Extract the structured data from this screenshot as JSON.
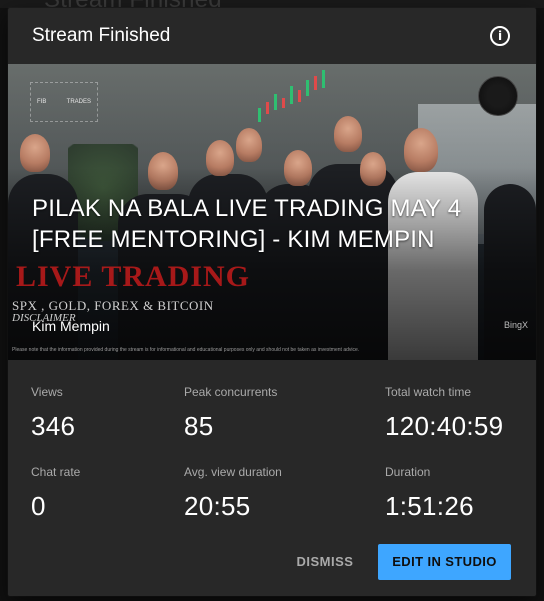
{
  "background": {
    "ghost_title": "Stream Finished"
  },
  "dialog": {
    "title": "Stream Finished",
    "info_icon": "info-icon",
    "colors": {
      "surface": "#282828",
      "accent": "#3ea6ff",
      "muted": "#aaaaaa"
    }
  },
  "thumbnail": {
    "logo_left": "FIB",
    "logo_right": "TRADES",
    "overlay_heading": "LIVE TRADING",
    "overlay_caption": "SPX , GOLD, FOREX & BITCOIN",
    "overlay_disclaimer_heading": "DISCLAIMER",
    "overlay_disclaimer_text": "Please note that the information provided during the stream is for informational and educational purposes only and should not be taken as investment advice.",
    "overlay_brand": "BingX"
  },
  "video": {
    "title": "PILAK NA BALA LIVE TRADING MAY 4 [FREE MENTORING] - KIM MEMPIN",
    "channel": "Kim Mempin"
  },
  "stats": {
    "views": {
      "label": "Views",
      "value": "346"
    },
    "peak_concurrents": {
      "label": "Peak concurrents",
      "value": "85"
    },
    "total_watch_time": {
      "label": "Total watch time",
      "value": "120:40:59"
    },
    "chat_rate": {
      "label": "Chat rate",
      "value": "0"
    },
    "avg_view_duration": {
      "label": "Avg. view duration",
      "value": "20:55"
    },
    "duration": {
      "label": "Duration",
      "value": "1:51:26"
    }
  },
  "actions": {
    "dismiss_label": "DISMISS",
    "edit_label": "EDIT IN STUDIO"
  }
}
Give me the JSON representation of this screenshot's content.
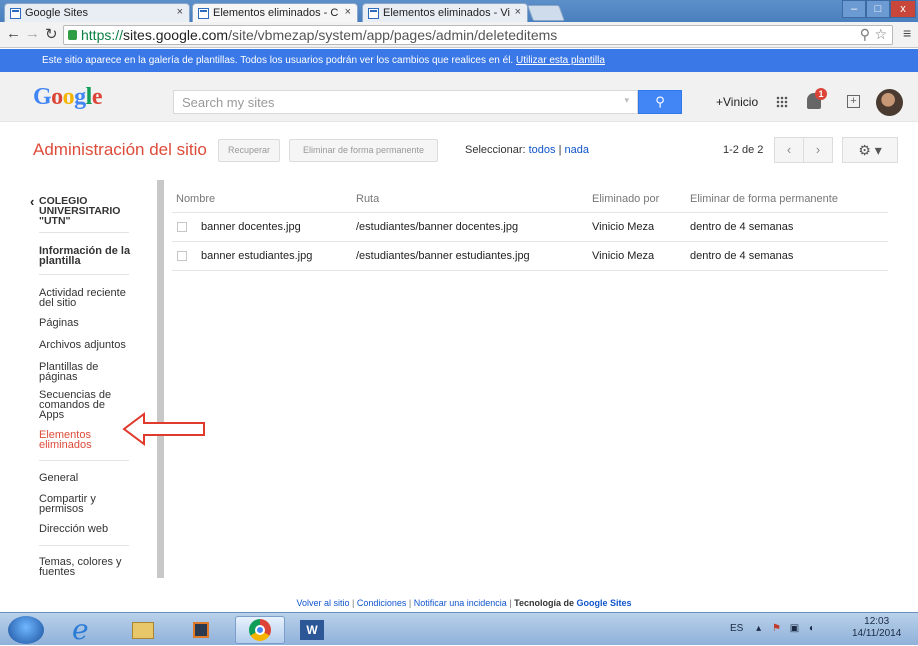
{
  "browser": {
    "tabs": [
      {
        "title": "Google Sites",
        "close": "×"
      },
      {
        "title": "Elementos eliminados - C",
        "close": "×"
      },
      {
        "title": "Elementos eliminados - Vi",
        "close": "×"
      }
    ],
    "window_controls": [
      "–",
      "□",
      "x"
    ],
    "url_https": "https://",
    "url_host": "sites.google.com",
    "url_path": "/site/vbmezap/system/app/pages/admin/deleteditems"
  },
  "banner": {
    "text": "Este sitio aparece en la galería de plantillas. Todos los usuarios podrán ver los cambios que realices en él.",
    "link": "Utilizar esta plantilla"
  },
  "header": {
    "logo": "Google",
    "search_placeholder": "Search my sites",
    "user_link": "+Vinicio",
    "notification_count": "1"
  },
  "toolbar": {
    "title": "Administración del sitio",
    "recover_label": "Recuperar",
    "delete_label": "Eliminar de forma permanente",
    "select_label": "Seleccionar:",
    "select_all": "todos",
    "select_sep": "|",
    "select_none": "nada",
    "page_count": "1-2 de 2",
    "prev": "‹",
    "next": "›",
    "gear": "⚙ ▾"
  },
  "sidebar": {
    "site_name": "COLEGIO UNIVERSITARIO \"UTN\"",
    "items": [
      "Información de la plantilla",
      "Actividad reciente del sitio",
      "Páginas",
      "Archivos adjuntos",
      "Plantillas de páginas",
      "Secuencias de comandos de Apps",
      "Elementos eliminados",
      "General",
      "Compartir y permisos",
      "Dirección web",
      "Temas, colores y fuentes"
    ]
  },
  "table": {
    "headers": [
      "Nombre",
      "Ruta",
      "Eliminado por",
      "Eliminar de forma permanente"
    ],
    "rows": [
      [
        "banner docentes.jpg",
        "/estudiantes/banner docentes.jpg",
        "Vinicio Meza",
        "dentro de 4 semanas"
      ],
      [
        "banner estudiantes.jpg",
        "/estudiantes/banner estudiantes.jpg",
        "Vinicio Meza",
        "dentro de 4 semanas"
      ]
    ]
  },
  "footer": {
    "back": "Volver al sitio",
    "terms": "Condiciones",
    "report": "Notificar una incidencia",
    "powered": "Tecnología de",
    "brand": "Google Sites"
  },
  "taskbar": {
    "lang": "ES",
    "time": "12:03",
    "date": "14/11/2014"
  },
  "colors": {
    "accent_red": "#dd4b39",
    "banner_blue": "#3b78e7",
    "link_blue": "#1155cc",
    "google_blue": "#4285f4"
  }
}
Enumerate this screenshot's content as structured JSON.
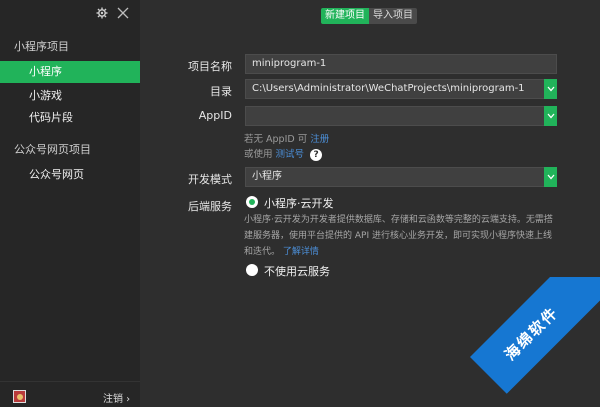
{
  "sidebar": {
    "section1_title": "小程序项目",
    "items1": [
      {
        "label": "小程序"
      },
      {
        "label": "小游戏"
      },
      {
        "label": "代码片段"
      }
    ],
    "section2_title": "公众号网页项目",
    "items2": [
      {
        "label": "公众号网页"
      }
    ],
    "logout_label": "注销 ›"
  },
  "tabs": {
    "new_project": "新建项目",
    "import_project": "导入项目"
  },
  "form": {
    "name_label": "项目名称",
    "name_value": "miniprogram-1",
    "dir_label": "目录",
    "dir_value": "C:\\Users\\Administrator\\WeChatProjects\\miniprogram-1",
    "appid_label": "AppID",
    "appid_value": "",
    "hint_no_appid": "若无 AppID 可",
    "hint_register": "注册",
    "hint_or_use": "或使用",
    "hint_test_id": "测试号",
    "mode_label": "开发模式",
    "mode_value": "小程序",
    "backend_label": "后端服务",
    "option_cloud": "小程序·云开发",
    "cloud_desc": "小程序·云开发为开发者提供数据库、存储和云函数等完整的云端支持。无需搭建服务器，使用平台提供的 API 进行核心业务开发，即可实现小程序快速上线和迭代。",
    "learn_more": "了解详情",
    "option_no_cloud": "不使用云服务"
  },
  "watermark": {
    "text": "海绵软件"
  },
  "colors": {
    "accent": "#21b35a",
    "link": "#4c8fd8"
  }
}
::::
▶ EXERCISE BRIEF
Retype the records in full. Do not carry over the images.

▶ RESPONSE TO THE EXERCISE
Extract the structured data from this screenshot as JSON.
{
  "background": {
    "ghost_title": "Stream Finished"
  },
  "dialog": {
    "title": "Stream Finished",
    "info_icon": "info-icon",
    "colors": {
      "surface": "#282828",
      "accent": "#3ea6ff",
      "muted": "#aaaaaa"
    }
  },
  "thumbnail": {
    "logo_left": "FIB",
    "logo_right": "TRADES",
    "overlay_heading": "LIVE TRADING",
    "overlay_caption": "SPX , GOLD, FOREX & BITCOIN",
    "overlay_disclaimer_heading": "DISCLAIMER",
    "overlay_disclaimer_text": "Please note that the information provided during the stream is for informational and educational purposes only and should not be taken as investment advice.",
    "overlay_brand": "BingX"
  },
  "video": {
    "title": "PILAK NA BALA LIVE TRADING MAY 4 [FREE MENTORING] - KIM MEMPIN",
    "channel": "Kim Mempin"
  },
  "stats": {
    "views": {
      "label": "Views",
      "value": "346"
    },
    "peak_concurrents": {
      "label": "Peak concurrents",
      "value": "85"
    },
    "total_watch_time": {
      "label": "Total watch time",
      "value": "120:40:59"
    },
    "chat_rate": {
      "label": "Chat rate",
      "value": "0"
    },
    "avg_view_duration": {
      "label": "Avg. view duration",
      "value": "20:55"
    },
    "duration": {
      "label": "Duration",
      "value": "1:51:26"
    }
  },
  "actions": {
    "dismiss_label": "DISMISS",
    "edit_label": "EDIT IN STUDIO"
  }
}
Give me the JSON representation of this screenshot's content.
{
  "browser": {
    "tabs": [
      {
        "title": "Google Sites",
        "close": "×"
      },
      {
        "title": "Elementos eliminados - C",
        "close": "×"
      },
      {
        "title": "Elementos eliminados - Vi",
        "close": "×"
      }
    ],
    "window_controls": [
      "–",
      "□",
      "x"
    ],
    "url_https": "https://",
    "url_host": "sites.google.com",
    "url_path": "/site/vbmezap/system/app/pages/admin/deleteditems"
  },
  "banner": {
    "text": "Este sitio aparece en la galería de plantillas. Todos los usuarios podrán ver los cambios que realices en él.",
    "link": "Utilizar esta plantilla"
  },
  "header": {
    "logo": "Google",
    "search_placeholder": "Search my sites",
    "user_link": "+Vinicio",
    "notification_count": "1"
  },
  "toolbar": {
    "title": "Administración del sitio",
    "recover_label": "Recuperar",
    "delete_label": "Eliminar de forma permanente",
    "select_label": "Seleccionar:",
    "select_all": "todos",
    "select_sep": "|",
    "select_none": "nada",
    "page_count": "1-2 de 2",
    "prev": "‹",
    "next": "›",
    "gear": "⚙ ▾"
  },
  "sidebar": {
    "site_name": "COLEGIO UNIVERSITARIO \"UTN\"",
    "items": [
      "Información de la plantilla",
      "Actividad reciente del sitio",
      "Páginas",
      "Archivos adjuntos",
      "Plantillas de páginas",
      "Secuencias de comandos de Apps",
      "Elementos eliminados",
      "General",
      "Compartir y permisos",
      "Dirección web",
      "Temas, colores y fuentes"
    ]
  },
  "table": {
    "headers": [
      "Nombre",
      "Ruta",
      "Eliminado por",
      "Eliminar de forma permanente"
    ],
    "rows": [
      [
        "banner docentes.jpg",
        "/estudiantes/banner docentes.jpg",
        "Vinicio Meza",
        "dentro de 4 semanas"
      ],
      [
        "banner estudiantes.jpg",
        "/estudiantes/banner estudiantes.jpg",
        "Vinicio Meza",
        "dentro de 4 semanas"
      ]
    ]
  },
  "footer": {
    "back": "Volver al sitio",
    "terms": "Condiciones",
    "report": "Notificar una incidencia",
    "powered": "Tecnología de",
    "brand": "Google Sites"
  },
  "taskbar": {
    "lang": "ES",
    "time": "12:03",
    "date": "14/11/2014"
  },
  "colors": {
    "accent_red": "#dd4b39",
    "banner_blue": "#3b78e7",
    "link_blue": "#1155cc",
    "google_blue": "#4285f4"
  }
}
Enumerate this screenshot's content as structured JSON.
{
  "sidebar": {
    "section1_title": "小程序项目",
    "items1": [
      {
        "label": "小程序"
      },
      {
        "label": "小游戏"
      },
      {
        "label": "代码片段"
      }
    ],
    "section2_title": "公众号网页项目",
    "items2": [
      {
        "label": "公众号网页"
      }
    ],
    "logout_label": "注销 ›"
  },
  "tabs": {
    "new_project": "新建项目",
    "import_project": "导入项目"
  },
  "form": {
    "name_label": "项目名称",
    "name_value": "miniprogram-1",
    "dir_label": "目录",
    "dir_value": "C:\\Users\\Administrator\\WeChatProjects\\miniprogram-1",
    "appid_label": "AppID",
    "appid_value": "",
    "hint_no_appid": "若无 AppID 可",
    "hint_register": "注册",
    "hint_or_use": "或使用",
    "hint_test_id": "测试号",
    "mode_label": "开发模式",
    "mode_value": "小程序",
    "backend_label": "后端服务",
    "option_cloud": "小程序·云开发",
    "cloud_desc": "小程序·云开发为开发者提供数据库、存储和云函数等完整的云端支持。无需搭建服务器，使用平台提供的 API 进行核心业务开发，即可实现小程序快速上线和迭代。",
    "learn_more": "了解详情",
    "option_no_cloud": "不使用云服务"
  },
  "watermark": {
    "text": "海绵软件"
  },
  "colors": {
    "accent": "#21b35a",
    "link": "#4c8fd8"
  }
}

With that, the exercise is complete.